When you make resolutions for this year, set reasonable and measurable goals.  Do not rush and quickly lose motivation, but do not neglect your goals.  Look for support from others with similar goals.  Make it a friendly competition.

Weight loss takes time.  The scale alone will not always show progress.  Use a tape measure and calipers.  Use bodyfat % estimates.  I bought a scale that helps me track my estimated bodyfat %.  Take pictures periodically.

Likewise, strength training takes time.  If you rush, you’ll over-exert yourself and only set yourself back.  With a proper program, you will see gains every week for the first several months.  Again, you have to track your workouts and you have to keep consistency between workouts.  If you change routines or rest periods in between sets every week, you can’t directly compare your progress.  Don’t focus on the amount of weight you can lift in comparison to others.  Focus on the form and pushing yourself to lift as heavy as you can, safely.  Form will ensure safety.  Heavy weights will ensure growth.

I recently took an interest in rock climbing.  I already have an appreciation for this sport because technique allows equality between women and men, children and adults.  But technique takes time to learn.  It also takes months upon years to develop the strength in fingers, joints, tendons required for advanced climbing.  It’s not something you can just buy your way into.

You will also face setbacks and adversity this year.  The first chapter of the book of James has something to say about this:

Consider it pure joy, my brothers and sisters, whenever you face trials of many kinds, because you know that the testing of your faith produces perseverance. Let perseverance finish its work so that you may be mature and complete, not lacking anything.  If any of you lacks wisdom, you should ask God, who gives generously to all without finding fault, and it will be given to you.  But when you ask, you must believe and not doubt, because the one who doubts is like a wave of the sea, blown and tossed by the wind.  That person should not expect to receive anything from the Lord. Such a person is double-minded and unstable in all they do.

My message may be a bit scattered, but I think that shows how patience can be applied in many situations.  Patience requires understanding that each of our problems or goals require different means.  As we start another year making resolutions and goals, reacting to diversity and confrontation, remember patience.  It will prove to be one of your most powerful talents.  Those of you who made it this far in my post already have a head start.


This site has always been focused on my interest in music.  I’d like to open things up a bit.

One Year Body Recomposition
Interesting what you can accomplish in a year

In the past year, I successfully recomposed my body.  I tracked my progress in a spreadsheet and periodically posted updates via Twitter and Facebook.  I found several online sources of motivation and I think it’s time I reciprocated.  So even though this site began solely to share my music interest, I’m going to expand and post whatever I find relevant to finding better health and fitness for yourself.

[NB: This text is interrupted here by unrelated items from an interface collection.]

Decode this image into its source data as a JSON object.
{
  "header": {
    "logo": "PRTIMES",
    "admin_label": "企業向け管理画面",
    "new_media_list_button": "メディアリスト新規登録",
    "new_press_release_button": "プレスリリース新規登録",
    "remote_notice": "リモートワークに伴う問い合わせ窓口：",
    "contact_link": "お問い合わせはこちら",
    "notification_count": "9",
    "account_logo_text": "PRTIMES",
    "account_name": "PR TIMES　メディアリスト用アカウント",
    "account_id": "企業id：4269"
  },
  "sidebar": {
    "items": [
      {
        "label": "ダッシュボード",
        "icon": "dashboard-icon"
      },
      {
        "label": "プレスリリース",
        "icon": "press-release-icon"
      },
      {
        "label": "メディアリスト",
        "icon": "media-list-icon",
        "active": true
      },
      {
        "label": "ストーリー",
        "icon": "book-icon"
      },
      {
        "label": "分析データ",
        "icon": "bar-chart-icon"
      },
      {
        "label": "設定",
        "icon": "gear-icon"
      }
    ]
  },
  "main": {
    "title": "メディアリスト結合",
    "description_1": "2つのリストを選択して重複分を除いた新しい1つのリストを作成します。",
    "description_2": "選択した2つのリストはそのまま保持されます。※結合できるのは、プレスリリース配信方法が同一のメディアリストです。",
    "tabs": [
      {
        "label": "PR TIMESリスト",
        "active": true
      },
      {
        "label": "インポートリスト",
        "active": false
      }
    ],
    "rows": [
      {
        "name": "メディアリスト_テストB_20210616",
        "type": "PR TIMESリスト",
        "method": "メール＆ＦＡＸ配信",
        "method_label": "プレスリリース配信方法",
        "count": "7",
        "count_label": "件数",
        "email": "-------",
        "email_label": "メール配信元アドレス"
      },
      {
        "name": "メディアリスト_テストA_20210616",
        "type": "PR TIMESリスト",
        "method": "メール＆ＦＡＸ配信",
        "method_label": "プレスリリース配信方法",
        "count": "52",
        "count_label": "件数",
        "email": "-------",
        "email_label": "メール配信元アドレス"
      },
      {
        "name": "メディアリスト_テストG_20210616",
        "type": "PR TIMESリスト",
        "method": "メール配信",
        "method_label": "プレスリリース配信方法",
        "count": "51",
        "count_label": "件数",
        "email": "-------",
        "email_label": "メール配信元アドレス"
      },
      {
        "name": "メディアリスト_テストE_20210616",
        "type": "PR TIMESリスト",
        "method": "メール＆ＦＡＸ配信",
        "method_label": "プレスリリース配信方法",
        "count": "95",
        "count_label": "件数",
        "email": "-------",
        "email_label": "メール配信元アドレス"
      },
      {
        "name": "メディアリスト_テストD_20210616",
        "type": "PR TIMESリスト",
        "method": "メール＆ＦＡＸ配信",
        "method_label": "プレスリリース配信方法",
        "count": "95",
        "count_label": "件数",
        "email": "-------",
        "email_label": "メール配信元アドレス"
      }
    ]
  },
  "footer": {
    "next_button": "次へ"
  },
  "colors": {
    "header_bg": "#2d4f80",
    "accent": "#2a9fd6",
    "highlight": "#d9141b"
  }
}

I started with the e-book Four Hour Body in December 2010 and changed my diet to high-protein and “slow-carb”.  Eventually, I hit a plateau and shifted into the Lean Gains method of intermittent fasting.  Around April of 2011, I found the book Starting Strength and focused my time in the gym.  In less than a year, I went from somewhere between 210-220 lbs to 175 lbs (about 12.5% body fat).  I also got stronger.  I can squat 360 lbs, dead lift 420 lbs, and bench press 220 lbs, all for a combined 1,000 lbs.

This transformation was just the beginning.  I recently joined Fitocracy to help track progress and find motivation through community support.  I plan to track my workouts here as a backup.  I also want to start a collection of references to medical studies and scientifically-based guidance for losing fat and gaining strength.  Goals cannot be measured without tracking progress and progress is more easily made with the support of others.

So I’m not really sure how well this will work, combining multiple aspects of my lift onto one site, originally meant just for one passion, but I’m giving it a try.  I might also try sharing some insight into my job, now that the Shuttle program is retired and things are slowing down considerably.